Creating Citizen Critics and Using Adobe Spark
September 27, 2019
In this HTLab, Dr. Eliseo Jacob led a workshop on using the free web-content builder Adobe Spark to engage students in social justice research and multimedia composing. Workshop participants learned about Spark’s flexible and intuitive tools for creating flyers and web announcements, short videos, and high-quality multimedia essays. Dr. Jacob also shared an assignment for his Brazilian Hip Hop class, which asks students to create web essays (similar to blogs or digital journal articles) that incorporates images and video into their research-based analysis. You can find Dr. Jacob’s assignment prompt and rubric on our resources page.

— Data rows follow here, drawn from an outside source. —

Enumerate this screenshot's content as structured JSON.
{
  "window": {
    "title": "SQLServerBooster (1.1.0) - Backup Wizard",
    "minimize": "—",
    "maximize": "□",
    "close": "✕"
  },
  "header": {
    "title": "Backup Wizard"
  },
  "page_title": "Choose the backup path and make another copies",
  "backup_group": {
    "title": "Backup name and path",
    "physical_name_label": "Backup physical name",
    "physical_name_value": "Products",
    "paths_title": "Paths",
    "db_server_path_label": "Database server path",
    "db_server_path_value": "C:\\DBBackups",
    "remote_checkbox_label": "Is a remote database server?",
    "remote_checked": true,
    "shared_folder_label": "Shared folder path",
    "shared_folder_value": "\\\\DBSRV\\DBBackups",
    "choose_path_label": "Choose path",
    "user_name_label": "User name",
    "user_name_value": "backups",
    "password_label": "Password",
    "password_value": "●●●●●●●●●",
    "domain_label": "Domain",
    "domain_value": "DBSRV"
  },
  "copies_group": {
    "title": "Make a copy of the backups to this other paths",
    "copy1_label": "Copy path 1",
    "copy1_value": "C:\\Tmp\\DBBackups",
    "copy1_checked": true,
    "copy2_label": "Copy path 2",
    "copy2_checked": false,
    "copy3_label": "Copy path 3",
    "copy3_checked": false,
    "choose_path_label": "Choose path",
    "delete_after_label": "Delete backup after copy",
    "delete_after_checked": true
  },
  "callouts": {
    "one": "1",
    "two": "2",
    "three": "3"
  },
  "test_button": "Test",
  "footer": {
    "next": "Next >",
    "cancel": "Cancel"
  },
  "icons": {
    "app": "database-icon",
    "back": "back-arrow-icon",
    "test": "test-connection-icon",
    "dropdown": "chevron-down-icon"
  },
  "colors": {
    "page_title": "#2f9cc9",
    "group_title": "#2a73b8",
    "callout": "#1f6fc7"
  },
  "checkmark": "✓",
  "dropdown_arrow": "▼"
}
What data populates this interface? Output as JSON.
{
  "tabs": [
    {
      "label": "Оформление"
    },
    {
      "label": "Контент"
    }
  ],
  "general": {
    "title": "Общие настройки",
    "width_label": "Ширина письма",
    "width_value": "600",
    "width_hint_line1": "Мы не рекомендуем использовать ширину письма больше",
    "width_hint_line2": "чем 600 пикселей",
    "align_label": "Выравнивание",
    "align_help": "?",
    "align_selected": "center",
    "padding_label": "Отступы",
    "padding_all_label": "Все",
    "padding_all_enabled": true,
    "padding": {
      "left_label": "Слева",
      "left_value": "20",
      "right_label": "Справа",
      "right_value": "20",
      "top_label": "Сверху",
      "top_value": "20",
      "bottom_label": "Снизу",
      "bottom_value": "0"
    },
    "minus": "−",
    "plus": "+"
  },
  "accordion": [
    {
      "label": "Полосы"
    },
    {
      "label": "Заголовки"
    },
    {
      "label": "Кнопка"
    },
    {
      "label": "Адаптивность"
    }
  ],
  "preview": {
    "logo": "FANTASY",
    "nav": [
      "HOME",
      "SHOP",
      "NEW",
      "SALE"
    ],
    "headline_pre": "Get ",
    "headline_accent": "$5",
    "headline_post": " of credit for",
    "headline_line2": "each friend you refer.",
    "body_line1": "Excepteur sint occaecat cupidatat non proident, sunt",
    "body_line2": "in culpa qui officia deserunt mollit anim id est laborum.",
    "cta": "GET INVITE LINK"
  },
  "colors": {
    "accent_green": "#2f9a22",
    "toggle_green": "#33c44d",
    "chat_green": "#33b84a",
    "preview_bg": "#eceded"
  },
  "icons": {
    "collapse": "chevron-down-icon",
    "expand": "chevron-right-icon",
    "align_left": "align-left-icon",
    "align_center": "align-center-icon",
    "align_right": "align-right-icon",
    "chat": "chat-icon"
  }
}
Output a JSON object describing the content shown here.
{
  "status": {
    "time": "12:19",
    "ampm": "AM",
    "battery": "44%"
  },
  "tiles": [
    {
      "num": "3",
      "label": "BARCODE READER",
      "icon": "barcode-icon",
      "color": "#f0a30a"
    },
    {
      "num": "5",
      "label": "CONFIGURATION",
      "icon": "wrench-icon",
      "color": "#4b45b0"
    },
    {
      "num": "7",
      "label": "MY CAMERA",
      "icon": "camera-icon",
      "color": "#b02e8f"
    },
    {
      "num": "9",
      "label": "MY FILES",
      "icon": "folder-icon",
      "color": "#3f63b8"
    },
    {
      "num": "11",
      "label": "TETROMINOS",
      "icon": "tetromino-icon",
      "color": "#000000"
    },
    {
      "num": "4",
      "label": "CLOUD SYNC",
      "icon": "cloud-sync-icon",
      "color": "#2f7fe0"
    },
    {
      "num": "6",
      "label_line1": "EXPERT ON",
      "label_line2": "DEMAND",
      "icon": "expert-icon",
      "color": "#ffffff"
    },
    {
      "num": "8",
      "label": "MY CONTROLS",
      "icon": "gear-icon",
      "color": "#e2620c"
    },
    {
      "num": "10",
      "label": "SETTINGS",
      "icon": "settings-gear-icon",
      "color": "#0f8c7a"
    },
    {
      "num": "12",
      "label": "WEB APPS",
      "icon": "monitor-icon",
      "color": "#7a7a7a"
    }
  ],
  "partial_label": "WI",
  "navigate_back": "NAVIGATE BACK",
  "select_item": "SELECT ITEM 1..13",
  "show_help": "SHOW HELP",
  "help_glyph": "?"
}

He also shared strategies for encouraging student engagement with and peer review of each other’s projects, including student-led comment boards that create a “proto-public sphere.”
Dr. Jacob is Master Instructor of Portuguese in the Department of World Languages and Cultures at Howard University where his research and teaching interests include Afro-Brazilian literature and culture, urban space, the public sphere, and the digital humanities.